Data records for software interfaces
Start of Block
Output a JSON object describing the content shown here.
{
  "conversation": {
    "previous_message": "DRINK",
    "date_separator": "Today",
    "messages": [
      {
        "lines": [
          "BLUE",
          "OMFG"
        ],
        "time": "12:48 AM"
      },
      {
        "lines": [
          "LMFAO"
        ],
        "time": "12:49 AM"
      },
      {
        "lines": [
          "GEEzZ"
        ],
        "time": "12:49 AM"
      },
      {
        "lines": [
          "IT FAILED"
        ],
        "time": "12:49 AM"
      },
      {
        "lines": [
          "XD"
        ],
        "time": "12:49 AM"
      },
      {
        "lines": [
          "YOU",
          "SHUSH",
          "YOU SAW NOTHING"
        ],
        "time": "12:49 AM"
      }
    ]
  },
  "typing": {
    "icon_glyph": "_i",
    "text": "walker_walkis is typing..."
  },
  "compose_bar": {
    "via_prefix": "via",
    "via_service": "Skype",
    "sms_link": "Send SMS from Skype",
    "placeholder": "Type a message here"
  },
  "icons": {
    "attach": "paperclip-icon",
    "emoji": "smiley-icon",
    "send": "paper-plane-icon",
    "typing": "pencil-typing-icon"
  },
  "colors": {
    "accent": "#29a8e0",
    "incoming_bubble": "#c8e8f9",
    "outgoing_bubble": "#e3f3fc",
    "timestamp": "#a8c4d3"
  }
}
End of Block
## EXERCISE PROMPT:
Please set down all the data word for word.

## WRITTEN REPLY:
Output a JSON object describing the content shown here.
{
  "conversation": {
    "previous_message": "DRINK",
    "date_separator": "Today",
    "messages": [
      {
        "lines": [
          "BLUE",
          "OMFG"
        ],
        "time": "12:48 AM"
      },
      {
        "lines": [
          "LMFAO"
        ],
        "time": "12:49 AM"
      },
      {
        "lines": [
          "GEEzZ"
        ],
        "time": "12:49 AM"
      },
      {
        "lines": [
          "IT FAILED"
        ],
        "time": "12:49 AM"
      },
      {
        "lines": [
          "XD"
        ],
        "time": "12:49 AM"
      },
      {
        "lines": [
          "YOU",
          "SHUSH",
          "YOU SAW NOTHING"
        ],
        "time": "12:49 AM"
      }
    ]
  },
  "typing": {
    "icon_glyph": "_i",
    "text": "walker_walkis is typing..."
  },
  "compose_bar": {
    "via_prefix": "via",
    "via_service": "Skype",
    "sms_link": "Send SMS from Skype",
    "placeholder": "Type a message here"
  },
  "icons": {
    "attach": "paperclip-icon",
    "emoji": "smiley-icon",
    "send": "paper-plane-icon",
    "typing": "pencil-typing-icon"
  },
  "colors": {
    "accent": "#29a8e0",
    "incoming_bubble": "#c8e8f9",
    "outgoing_bubble": "#e3f3fc",
    "timestamp": "#a8c4d3"
  }
}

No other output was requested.